_Assignment_:
Would you set down every entry shown below, precisely as written?

_Supplied data_:

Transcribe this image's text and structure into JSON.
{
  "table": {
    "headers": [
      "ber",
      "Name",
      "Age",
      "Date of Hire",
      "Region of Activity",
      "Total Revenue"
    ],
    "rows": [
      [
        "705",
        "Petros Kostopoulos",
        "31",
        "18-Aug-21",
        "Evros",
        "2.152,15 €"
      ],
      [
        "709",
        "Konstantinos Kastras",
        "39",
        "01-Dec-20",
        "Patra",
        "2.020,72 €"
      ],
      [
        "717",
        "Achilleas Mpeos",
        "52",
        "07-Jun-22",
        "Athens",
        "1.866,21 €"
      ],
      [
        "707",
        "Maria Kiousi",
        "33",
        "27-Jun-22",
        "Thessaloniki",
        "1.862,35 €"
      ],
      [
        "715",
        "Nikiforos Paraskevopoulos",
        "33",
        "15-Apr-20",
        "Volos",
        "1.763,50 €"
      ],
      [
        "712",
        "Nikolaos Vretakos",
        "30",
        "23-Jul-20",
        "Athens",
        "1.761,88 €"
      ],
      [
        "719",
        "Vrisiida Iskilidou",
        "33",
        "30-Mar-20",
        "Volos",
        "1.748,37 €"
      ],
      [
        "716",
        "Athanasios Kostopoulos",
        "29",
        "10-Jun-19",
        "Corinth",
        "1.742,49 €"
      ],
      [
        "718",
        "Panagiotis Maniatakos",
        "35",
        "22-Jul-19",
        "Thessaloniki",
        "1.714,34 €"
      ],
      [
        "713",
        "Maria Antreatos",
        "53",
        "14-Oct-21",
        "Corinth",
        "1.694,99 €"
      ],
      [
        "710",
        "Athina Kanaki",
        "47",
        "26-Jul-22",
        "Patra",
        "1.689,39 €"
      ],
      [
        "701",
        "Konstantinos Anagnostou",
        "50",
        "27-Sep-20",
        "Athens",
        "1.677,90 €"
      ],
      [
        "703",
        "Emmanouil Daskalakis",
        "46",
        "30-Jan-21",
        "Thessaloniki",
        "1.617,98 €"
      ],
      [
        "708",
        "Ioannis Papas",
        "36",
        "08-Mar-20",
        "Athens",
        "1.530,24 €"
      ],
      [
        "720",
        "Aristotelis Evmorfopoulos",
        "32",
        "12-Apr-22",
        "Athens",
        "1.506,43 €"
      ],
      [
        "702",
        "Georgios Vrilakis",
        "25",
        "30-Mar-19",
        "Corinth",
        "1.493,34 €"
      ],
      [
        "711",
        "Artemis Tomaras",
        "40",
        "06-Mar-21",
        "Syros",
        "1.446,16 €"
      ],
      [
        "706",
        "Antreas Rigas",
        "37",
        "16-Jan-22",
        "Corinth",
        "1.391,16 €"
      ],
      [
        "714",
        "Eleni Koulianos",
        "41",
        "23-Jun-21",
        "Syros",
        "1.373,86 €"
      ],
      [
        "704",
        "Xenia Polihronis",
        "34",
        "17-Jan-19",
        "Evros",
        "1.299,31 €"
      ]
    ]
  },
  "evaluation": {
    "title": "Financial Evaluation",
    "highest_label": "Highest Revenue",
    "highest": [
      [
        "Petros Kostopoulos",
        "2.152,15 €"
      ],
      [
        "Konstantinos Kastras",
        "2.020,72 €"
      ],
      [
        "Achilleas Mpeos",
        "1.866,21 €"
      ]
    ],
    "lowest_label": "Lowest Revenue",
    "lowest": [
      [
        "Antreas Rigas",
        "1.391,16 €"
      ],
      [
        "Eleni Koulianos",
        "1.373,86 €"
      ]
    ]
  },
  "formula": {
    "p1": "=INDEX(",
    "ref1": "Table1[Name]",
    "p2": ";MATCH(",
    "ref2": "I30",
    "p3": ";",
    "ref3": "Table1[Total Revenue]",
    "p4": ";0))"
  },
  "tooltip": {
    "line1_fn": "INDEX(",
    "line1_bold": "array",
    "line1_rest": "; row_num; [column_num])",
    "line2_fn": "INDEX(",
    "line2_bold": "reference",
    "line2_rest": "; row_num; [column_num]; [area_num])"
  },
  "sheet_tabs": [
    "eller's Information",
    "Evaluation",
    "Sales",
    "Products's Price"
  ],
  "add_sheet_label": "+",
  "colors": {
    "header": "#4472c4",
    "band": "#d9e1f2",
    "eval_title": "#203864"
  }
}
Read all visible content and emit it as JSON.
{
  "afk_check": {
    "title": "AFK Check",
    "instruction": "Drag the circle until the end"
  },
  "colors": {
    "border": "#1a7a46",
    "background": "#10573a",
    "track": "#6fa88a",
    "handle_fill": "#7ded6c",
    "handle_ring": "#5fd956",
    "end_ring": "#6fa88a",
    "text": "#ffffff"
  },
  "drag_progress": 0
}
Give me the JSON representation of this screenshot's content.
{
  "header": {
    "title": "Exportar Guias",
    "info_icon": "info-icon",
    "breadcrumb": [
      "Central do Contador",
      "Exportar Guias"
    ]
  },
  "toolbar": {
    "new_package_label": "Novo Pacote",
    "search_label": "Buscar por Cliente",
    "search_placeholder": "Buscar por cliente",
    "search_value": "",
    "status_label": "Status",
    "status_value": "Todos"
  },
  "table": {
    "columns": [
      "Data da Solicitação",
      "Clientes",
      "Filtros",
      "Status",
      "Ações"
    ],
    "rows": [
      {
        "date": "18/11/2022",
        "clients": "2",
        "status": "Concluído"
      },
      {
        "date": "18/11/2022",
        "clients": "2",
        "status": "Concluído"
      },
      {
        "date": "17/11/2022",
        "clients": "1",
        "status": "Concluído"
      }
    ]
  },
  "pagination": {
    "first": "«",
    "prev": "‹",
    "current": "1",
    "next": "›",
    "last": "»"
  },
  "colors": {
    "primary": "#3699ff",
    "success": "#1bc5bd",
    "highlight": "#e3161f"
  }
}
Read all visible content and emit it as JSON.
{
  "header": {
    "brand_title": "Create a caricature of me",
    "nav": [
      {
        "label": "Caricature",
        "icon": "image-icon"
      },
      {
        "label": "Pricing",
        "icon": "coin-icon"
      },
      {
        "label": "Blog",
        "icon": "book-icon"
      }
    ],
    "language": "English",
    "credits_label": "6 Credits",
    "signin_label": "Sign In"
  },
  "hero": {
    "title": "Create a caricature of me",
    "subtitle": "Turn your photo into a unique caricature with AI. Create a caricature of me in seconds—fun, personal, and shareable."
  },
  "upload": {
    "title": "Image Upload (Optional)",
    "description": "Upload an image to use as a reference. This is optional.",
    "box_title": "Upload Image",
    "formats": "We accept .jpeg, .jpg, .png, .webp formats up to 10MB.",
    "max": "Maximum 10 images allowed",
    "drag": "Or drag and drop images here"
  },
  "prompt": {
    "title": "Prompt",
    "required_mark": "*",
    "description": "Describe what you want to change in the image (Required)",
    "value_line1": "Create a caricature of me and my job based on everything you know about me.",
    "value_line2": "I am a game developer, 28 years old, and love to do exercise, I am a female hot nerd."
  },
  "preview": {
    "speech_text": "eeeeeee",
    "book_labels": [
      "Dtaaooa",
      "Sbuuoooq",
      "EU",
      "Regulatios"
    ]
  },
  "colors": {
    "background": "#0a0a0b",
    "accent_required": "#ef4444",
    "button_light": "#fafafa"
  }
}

_Result for this exercise_:
Transcribe this image's text and structure into JSON.
{
  "table": {
    "headers": [
      "ber",
      "Name",
      "Age",
      "Date of Hire",
      "Region of Activity",
      "Total Revenue"
    ],
    "rows": [
      [
        "705",
        "Petros Kostopoulos",
        "31",
        "18-Aug-21",
        "Evros",
        "2.152,15 €"
      ],
      [
        "709",
        "Konstantinos Kastras",
        "39",
        "01-Dec-20",
        "Patra",
        "2.020,72 €"
      ],
      [
        "717",
        "Achilleas Mpeos",
        "52",
        "07-Jun-22",
        "Athens",
        "1.866,21 €"
      ],
      [
        "707",
        "Maria Kiousi",
        "33",
        "27-Jun-22",
        "Thessaloniki",
        "1.862,35 €"
      ],
      [
        "715",
        "Nikiforos Paraskevopoulos",
        "33",
        "15-Apr-20",
        "Volos",
        "1.763,50 €"
      ],
      [
        "712",
        "Nikolaos Vretakos",
        "30",
        "23-Jul-20",
        "Athens",
        "1.761,88 €"
      ],
      [
        "719",
        "Vrisiida Iskilidou",
        "33",
        "30-Mar-20",
        "Volos",
        "1.748,37 €"
      ],
      [
        "716",
        "Athanasios Kostopoulos",
        "29",
        "10-Jun-19",
        "Corinth",
        "1.742,49 €"
      ],
      [
        "718",
        "Panagiotis Maniatakos",
        "35",
        "22-Jul-19",
        "Thessaloniki",
        "1.714,34 €"
      ],
      [
        "713",
        "Maria Antreatos",
        "53",
        "14-Oct-21",
        "Corinth",
        "1.694,99 €"
      ],
      [
        "710",
        "Athina Kanaki",
        "47",
        "26-Jul-22",
        "Patra",
        "1.689,39 €"
      ],
      [
        "701",
        "Konstantinos Anagnostou",
        "50",
        "27-Sep-20",
        "Athens",
        "1.677,90 €"
      ],
      [
        "703",
        "Emmanouil Daskalakis",
        "46",
        "30-Jan-21",
        "Thessaloniki",
        "1.617,98 €"
      ],
      [
        "708",
        "Ioannis Papas",
        "36",
        "08-Mar-20",
        "Athens",
        "1.530,24 €"
      ],
      [
        "720",
        "Aristotelis Evmorfopoulos",
        "32",
        "12-Apr-22",
        "Athens",
        "1.506,43 €"
      ],
      [
        "702",
        "Georgios Vrilakis",
        "25",
        "30-Mar-19",
        "Corinth",
        "1.493,34 €"
      ],
      [
        "711",
        "Artemis Tomaras",
        "40",
        "06-Mar-21",
        "Syros",
        "1.446,16 €"
      ],
      [
        "706",
        "Antreas Rigas",
        "37",
        "16-Jan-22",
        "Corinth",
        "1.391,16 €"
      ],
      [
        "714",
        "Eleni Koulianos",
        "41",
        "23-Jun-21",
        "Syros",
        "1.373,86 €"
      ],
      [
        "704",
        "Xenia Polihronis",
        "34",
        "17-Jan-19",
        "Evros",
        "1.299,31 €"
      ]
    ]
  },
  "evaluation": {
    "title": "Financial Evaluation",
    "highest_label": "Highest Revenue",
    "highest": [
      [
        "Petros Kostopoulos",
        "2.152,15 €"
      ],
      [
        "Konstantinos Kastras",
        "2.020,72 €"
      ],
      [
        "Achilleas Mpeos",
        "1.866,21 €"
      ]
    ],
    "lowest_label": "Lowest Revenue",
    "lowest": [
      [
        "Antreas Rigas",
        "1.391,16 €"
      ],
      [
        "Eleni Koulianos",
        "1.373,86 €"
      ]
    ]
  },
  "formula": {
    "p1": "=INDEX(",
    "ref1": "Table1[Name]",
    "p2": ";MATCH(",
    "ref2": "I30",
    "p3": ";",
    "ref3": "Table1[Total Revenue]",
    "p4": ";0))"
  },
  "tooltip": {
    "line1_fn": "INDEX(",
    "line1_bold": "array",
    "line1_rest": "; row_num; [column_num])",
    "line2_fn": "INDEX(",
    "line2_bold": "reference",
    "line2_rest": "; row_num; [column_num]; [area_num])"
  },
  "sheet_tabs": [
    "eller's Information",
    "Evaluation",
    "Sales",
    "Products's Price"
  ],
  "add_sheet_label": "+",
  "colors": {
    "header": "#4472c4",
    "band": "#d9e1f2",
    "eval_title": "#203864"
  }
}
Read all visible content and emit it as JSON.
{
  "afk_check": {
    "title": "AFK Check",
    "instruction": "Drag the circle until the end"
  },
  "colors": {
    "border": "#1a7a46",
    "background": "#10573a",
    "track": "#6fa88a",
    "handle_fill": "#7ded6c",
    "handle_ring": "#5fd956",
    "end_ring": "#6fa88a",
    "text": "#ffffff"
  },
  "drag_progress": 0
}
Give me the JSON representation of this screenshot's content.
{
  "header": {
    "title": "Exportar Guias",
    "info_icon": "info-icon",
    "breadcrumb": [
      "Central do Contador",
      "Exportar Guias"
    ]
  },
  "toolbar": {
    "new_package_label": "Novo Pacote",
    "search_label": "Buscar por Cliente",
    "search_placeholder": "Buscar por cliente",
    "search_value": "",
    "status_label": "Status",
    "status_value": "Todos"
  },
  "table": {
    "columns": [
      "Data da Solicitação",
      "Clientes",
      "Filtros",
      "Status",
      "Ações"
    ],
    "rows": [
      {
        "date": "18/11/2022",
        "clients": "2",
        "status": "Concluído"
      },
      {
        "date": "18/11/2022",
        "clients": "2",
        "status": "Concluído"
      },
      {
        "date": "17/11/2022",
        "clients": "1",
        "status": "Concluído"
      }
    ]
  },
  "pagination": {
    "first": "«",
    "prev": "‹",
    "current": "1",
    "next": "›",
    "last": "»"
  },
  "colors": {
    "primary": "#3699ff",
    "success": "#1bc5bd",
    "highlight": "#e3161f"
  }
}
Read all visible content and emit it as JSON.
{
  "header": {
    "brand_title": "Create a caricature of me",
    "nav": [
      {
        "label": "Caricature",
        "icon": "image-icon"
      },
      {
        "label": "Pricing",
        "icon": "coin-icon"
      },
      {
        "label": "Blog",
        "icon": "book-icon"
      }
    ],
    "language": "English",
    "credits_label": "6 Credits",
    "signin_label": "Sign In"
  },
  "hero": {
    "title": "Create a caricature of me",
    "subtitle": "Turn your photo into a unique caricature with AI. Create a caricature of me in seconds—fun, personal, and shareable."
  },
  "upload": {
    "title": "Image Upload (Optional)",
    "description": "Upload an image to use as a reference. This is optional.",
    "box_title": "Upload Image",
    "formats": "We accept .jpeg, .jpg, .png, .webp formats up to 10MB.",
    "max": "Maximum 10 images allowed",
    "drag": "Or drag and drop images here"
  },
  "prompt": {
    "title": "Prompt",
    "required_mark": "*",
    "description": "Describe what you want to change in the image (Required)",
    "value_line1": "Create a caricature of me and my job based on everything you know about me.",
    "value_line2": "I am a game developer, 28 years old, and love to do exercise, I am a female hot nerd."
  },
  "preview": {
    "speech_text": "eeeeeee",
    "book_labels": [
      "Dtaaooa",
      "Sbuuoooq",
      "EU",
      "Regulatios"
    ]
  },
  "colors": {
    "background": "#0a0a0b",
    "accent_required": "#ef4444",
    "button_light": "#fafafa"
  }
}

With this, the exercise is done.